We're in the right quadrant of the storm, which is often the biggest storm surge. 28-mile-per-hour gusts. You can see the surf getting kicked up. Storm surge up to ten feet. That's why low-lying areas... See More
We're in the right quadrant of the storm, which is often the biggest storm surge. 28-mile-per-hour gusts. You can see the surf getting kicked up. Storm surge up to ten feet. That's why low-lying areas are being asked to leave. Mississippi's gulf coast is bracing for the onslaught. On monday, some roads north, clogged. As gas lines lengthened. Long line, huh? Yeah, it is. Reporter: And grocery shelves empty.
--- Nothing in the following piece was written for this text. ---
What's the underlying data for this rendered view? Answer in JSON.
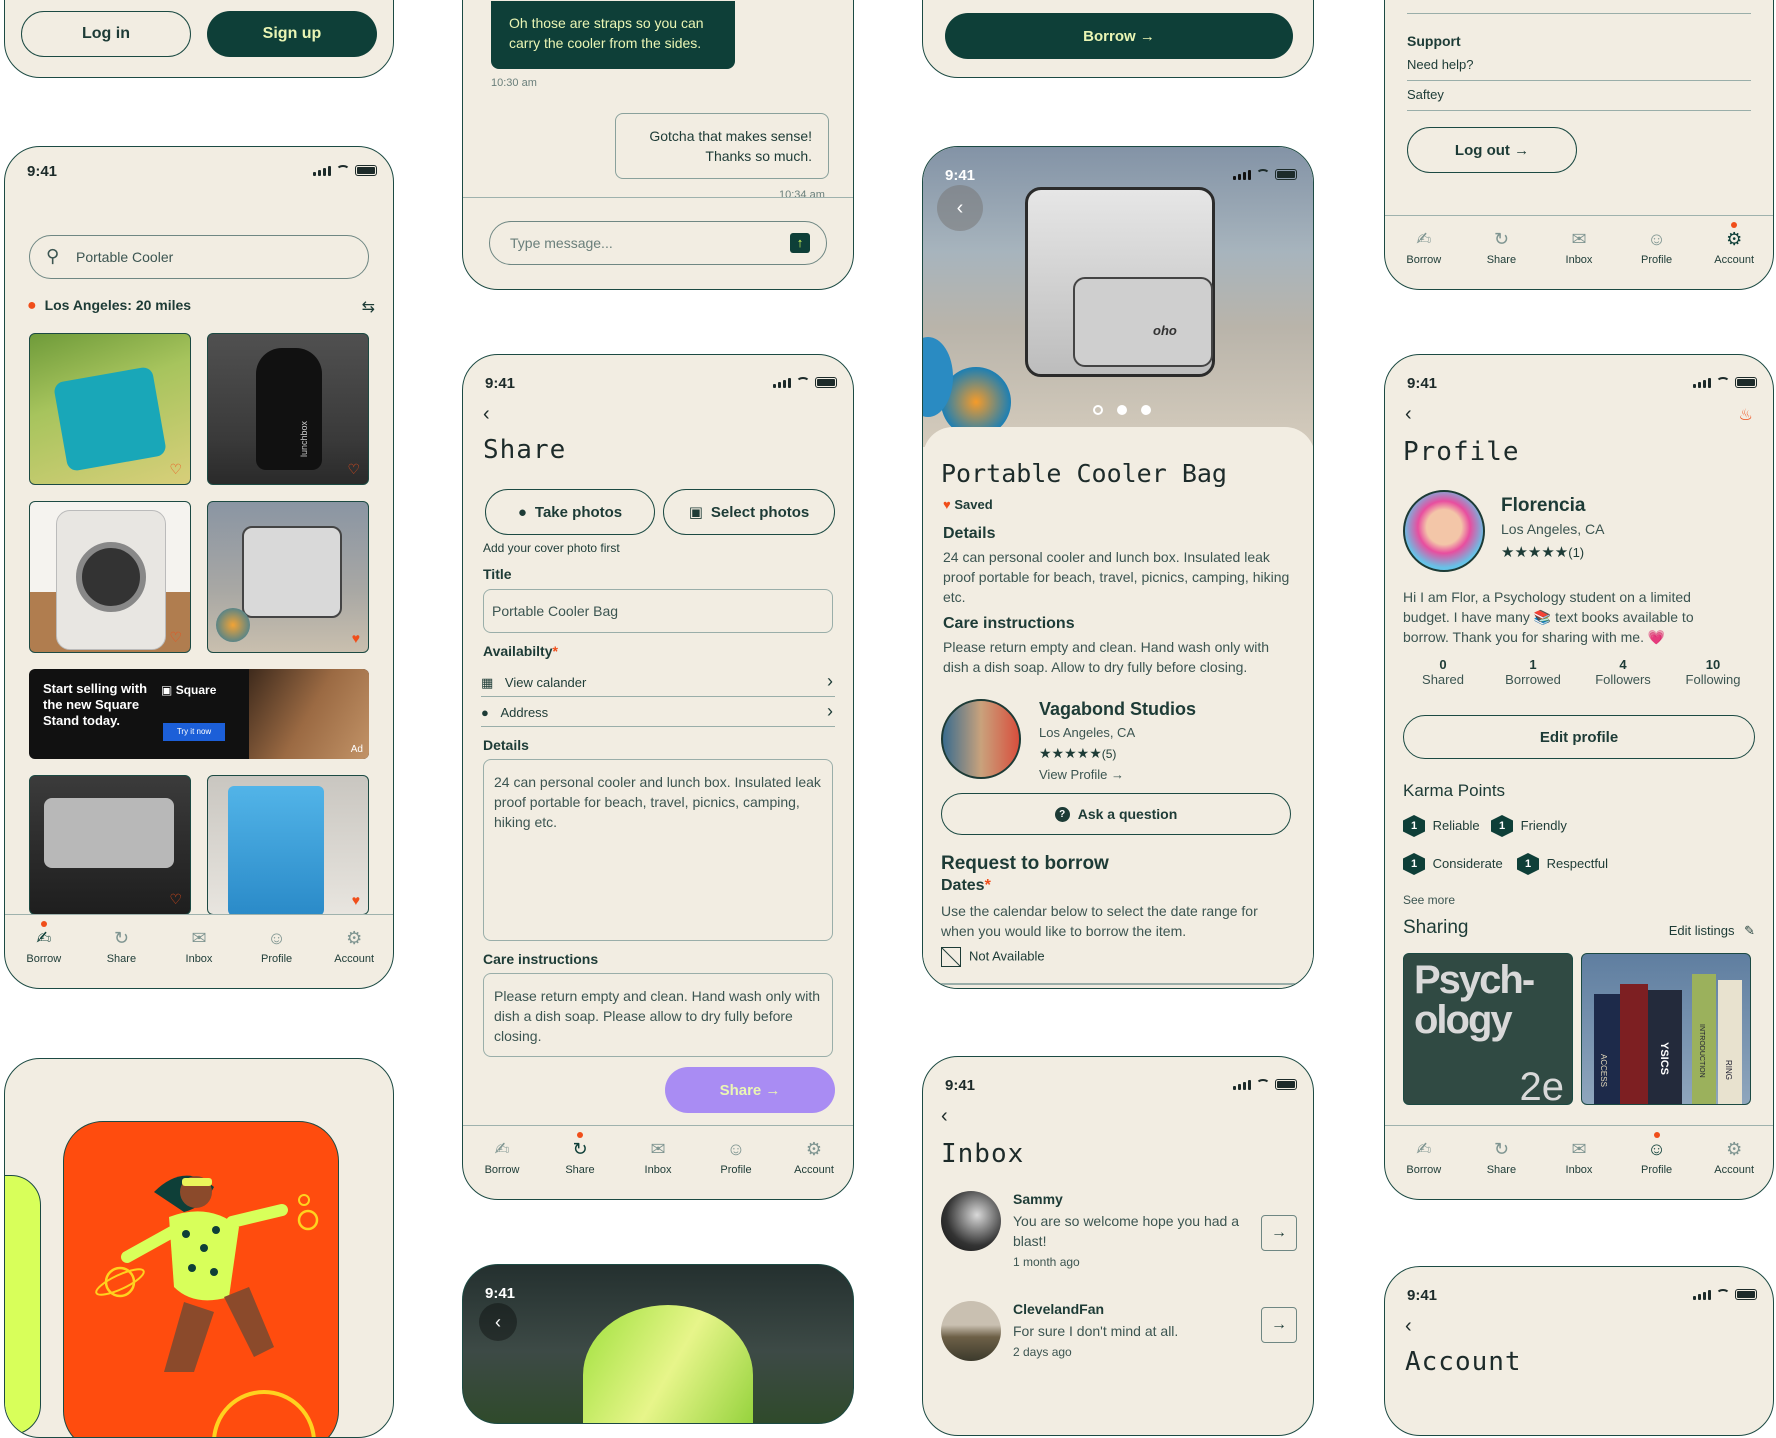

We're making the best of it. We know what you have to have to make it through, make do, until that power comes back on. Reporter: Anything that can't be boarded up is being tied down or moved inside. This is a huge storm. Estimated to be 800 miles wide. That's huge. Reporter: In gulfport, the county has activated its 24-hour operational center. The national guard is now on stand-by. And electric companies are positioning trucks for anticipated outages. We're preparing for the worst and hoping for the best. Reporter: Seven years ago, katrina demolished gulfport. The casinos, the restaurants, almost everything that lines this coast. It was not real nice to my first restaurant here. Reporter: So many like rob simpson's restaurant, has now been rebuilt, making it difficult to find any calm before this storm. So, it's still hard for me to believe I covered katrina from this very beach in gulfport seven years ago. And driving up and down the streets last night, we have the restaurants, the homes boarded up. They're taking this very seriously.
This transcript has been automatically generated and may not be 100% accurate.